> **Directions for this task**:
The answer must be the full data, restated word for word, with no pictures in it.

> **Record set**:
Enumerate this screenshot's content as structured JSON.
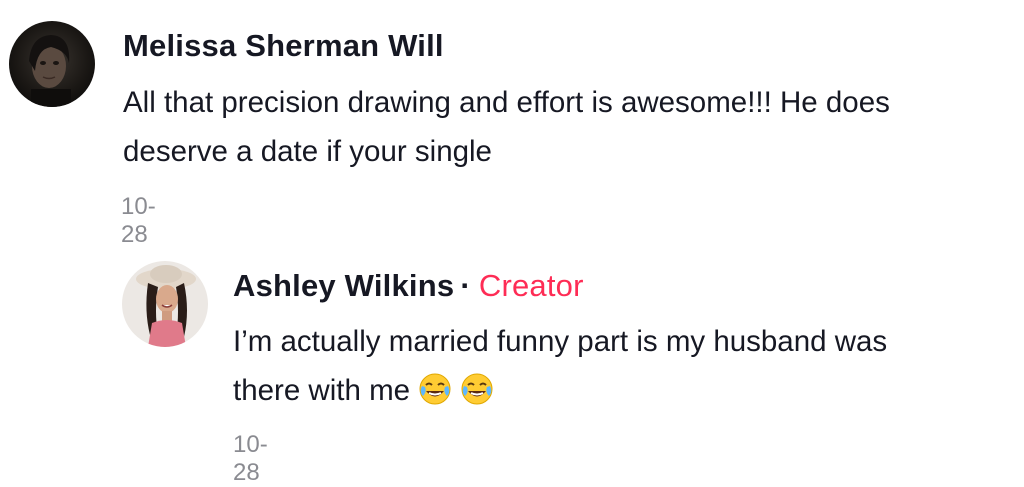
{
  "comments": [
    {
      "author": "Melissa Sherman Will",
      "text_line1": "All that precision drawing and effort is awesome!!! He does",
      "text_line2": "deserve a date if your single",
      "date": "10-28"
    }
  ],
  "reply": {
    "author": "Ashley Wilkins",
    "separator": "·",
    "badge": "Creator",
    "text_line1": "I’m actually married funny part is my husband was",
    "text_line2": "there with me",
    "emojis": [
      "face-with-tears-of-joy-icon",
      "face-with-tears-of-joy-icon"
    ],
    "date": "10-28"
  },
  "colors": {
    "text": "#161823",
    "secondary": "#8a8b91",
    "creator_badge": "#fe2c55"
  }
}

> **Exercise output**:
Enumerate this screenshot's content as structured JSON.
{
  "comments": [
    {
      "author": "Melissa Sherman Will",
      "text_line1": "All that precision drawing and effort is awesome!!! He does",
      "text_line2": "deserve a date if your single",
      "date": "10-28"
    }
  ],
  "reply": {
    "author": "Ashley Wilkins",
    "separator": "·",
    "badge": "Creator",
    "text_line1": "I’m actually married funny part is my husband was",
    "text_line2": "there with me",
    "emojis": [
      "face-with-tears-of-joy-icon",
      "face-with-tears-of-joy-icon"
    ],
    "date": "10-28"
  },
  "colors": {
    "text": "#161823",
    "secondary": "#8a8b91",
    "creator_badge": "#fe2c55"
  }
}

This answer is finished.